◆ PROBLEM REQUIREMENTS ◆
The records below need to come back exactly as they are, pictures omitted.

Element data from apps and pages:
-.-.-
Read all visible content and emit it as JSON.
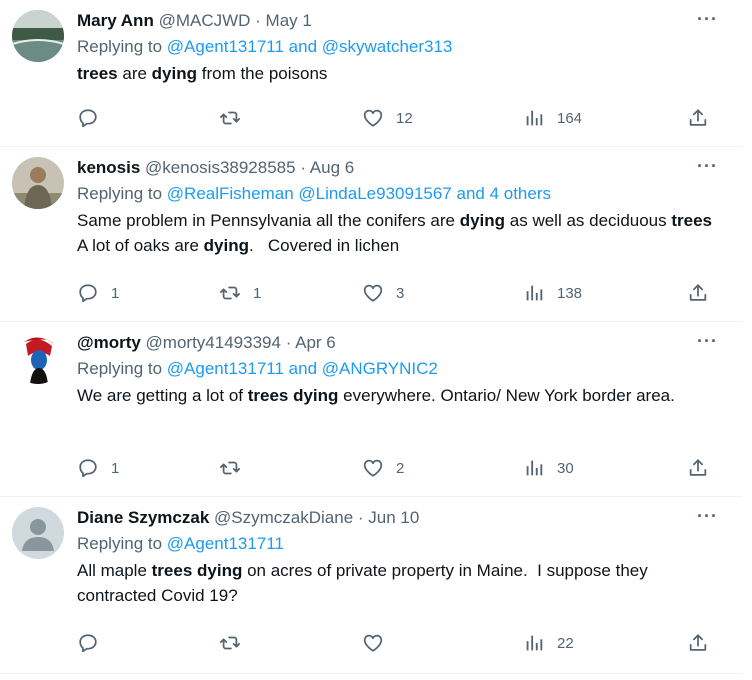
{
  "tweets": [
    {
      "name": "Mary Ann",
      "handle": "@MACJWD",
      "date": "· May 1",
      "replying_label": "Replying to ",
      "replying_to": "@Agent131711 and @skywatcher313",
      "text_parts": [
        {
          "t": "trees",
          "bold": true
        },
        {
          "t": " are ",
          "bold": false
        },
        {
          "t": "dying",
          "bold": true
        },
        {
          "t": " from the poisons",
          "bold": false
        }
      ],
      "counts": {
        "replies": "",
        "retweets": "",
        "likes": "12",
        "views": "164"
      },
      "avatar_style": "landscape"
    },
    {
      "name": "kenosis",
      "handle": "@kenosis38928585",
      "date": "· Aug 6",
      "replying_label": "Replying to ",
      "replying_to": "@RealFisheman @LindaLe93091567 and 4 others",
      "text_parts": [
        {
          "t": "Same problem in Pennsylvania all the conifers are ",
          "bold": false
        },
        {
          "t": "dying",
          "bold": true
        },
        {
          "t": " as well as deciduous ",
          "bold": false
        },
        {
          "t": "trees",
          "bold": true
        },
        {
          "t": "    A lot of oaks are ",
          "bold": false
        },
        {
          "t": "dying",
          "bold": true
        },
        {
          "t": ".   Covered in lichen",
          "bold": false
        }
      ],
      "counts": {
        "replies": "1",
        "retweets": "1",
        "likes": "3",
        "views": "138"
      },
      "avatar_style": "person"
    },
    {
      "name": "@morty",
      "handle": "@morty41493394",
      "date": "· Apr 6",
      "replying_label": "Replying to ",
      "replying_to": "@Agent131711 and @ANGRYNIC2",
      "text_parts": [
        {
          "t": "We are getting a lot of ",
          "bold": false
        },
        {
          "t": "trees dying",
          "bold": true
        },
        {
          "t": " everywhere. Ontario/ New York border area.",
          "bold": false
        }
      ],
      "counts": {
        "replies": "1",
        "retweets": "",
        "likes": "2",
        "views": "30"
      },
      "avatar_style": "character"
    },
    {
      "name": "Diane Szymczak",
      "handle": "@SzymczakDiane",
      "date": "· Jun 10",
      "replying_label": "Replying to ",
      "replying_to": "@Agent131711",
      "text_parts": [
        {
          "t": "All maple ",
          "bold": false
        },
        {
          "t": "trees dying",
          "bold": true
        },
        {
          "t": " on acres of private property in Maine.  I suppose they contracted Covid 19?",
          "bold": false
        }
      ],
      "counts": {
        "replies": "",
        "retweets": "",
        "likes": "",
        "views": "22"
      },
      "avatar_style": "default"
    }
  ],
  "more_glyph": "···",
  "colors": {
    "link": "#1d9bf0",
    "muted": "#536471",
    "text": "#0f1419",
    "divider": "#eff3f4"
  },
  "icons": [
    "reply-icon",
    "retweet-icon",
    "like-icon",
    "views-icon",
    "share-icon",
    "more-icon"
  ]
}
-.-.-
◆ TASK OUTPUT ◆
Read all visible content and emit it as JSON.
{
  "tweets": [
    {
      "name": "Mary Ann",
      "handle": "@MACJWD",
      "date": "· May 1",
      "replying_label": "Replying to ",
      "replying_to": "@Agent131711 and @skywatcher313",
      "text_parts": [
        {
          "t": "trees",
          "bold": true
        },
        {
          "t": " are ",
          "bold": false
        },
        {
          "t": "dying",
          "bold": true
        },
        {
          "t": " from the poisons",
          "bold": false
        }
      ],
      "counts": {
        "replies": "",
        "retweets": "",
        "likes": "12",
        "views": "164"
      },
      "avatar_style": "landscape"
    },
    {
      "name": "kenosis",
      "handle": "@kenosis38928585",
      "date": "· Aug 6",
      "replying_label": "Replying to ",
      "replying_to": "@RealFisheman @LindaLe93091567 and 4 others",
      "text_parts": [
        {
          "t": "Same problem in Pennsylvania all the conifers are ",
          "bold": false
        },
        {
          "t": "dying",
          "bold": true
        },
        {
          "t": " as well as deciduous ",
          "bold": false
        },
        {
          "t": "trees",
          "bold": true
        },
        {
          "t": "    A lot of oaks are ",
          "bold": false
        },
        {
          "t": "dying",
          "bold": true
        },
        {
          "t": ".   Covered in lichen",
          "bold": false
        }
      ],
      "counts": {
        "replies": "1",
        "retweets": "1",
        "likes": "3",
        "views": "138"
      },
      "avatar_style": "person"
    },
    {
      "name": "@morty",
      "handle": "@morty41493394",
      "date": "· Apr 6",
      "replying_label": "Replying to ",
      "replying_to": "@Agent131711 and @ANGRYNIC2",
      "text_parts": [
        {
          "t": "We are getting a lot of ",
          "bold": false
        },
        {
          "t": "trees dying",
          "bold": true
        },
        {
          "t": " everywhere. Ontario/ New York border area.",
          "bold": false
        }
      ],
      "counts": {
        "replies": "1",
        "retweets": "",
        "likes": "2",
        "views": "30"
      },
      "avatar_style": "character"
    },
    {
      "name": "Diane Szymczak",
      "handle": "@SzymczakDiane",
      "date": "· Jun 10",
      "replying_label": "Replying to ",
      "replying_to": "@Agent131711",
      "text_parts": [
        {
          "t": "All maple ",
          "bold": false
        },
        {
          "t": "trees dying",
          "bold": true
        },
        {
          "t": " on acres of private property in Maine.  I suppose they contracted Covid 19?",
          "bold": false
        }
      ],
      "counts": {
        "replies": "",
        "retweets": "",
        "likes": "",
        "views": "22"
      },
      "avatar_style": "default"
    }
  ],
  "more_glyph": "···",
  "colors": {
    "link": "#1d9bf0",
    "muted": "#536471",
    "text": "#0f1419",
    "divider": "#eff3f4"
  },
  "icons": [
    "reply-icon",
    "retweet-icon",
    "like-icon",
    "views-icon",
    "share-icon",
    "more-icon"
  ]
}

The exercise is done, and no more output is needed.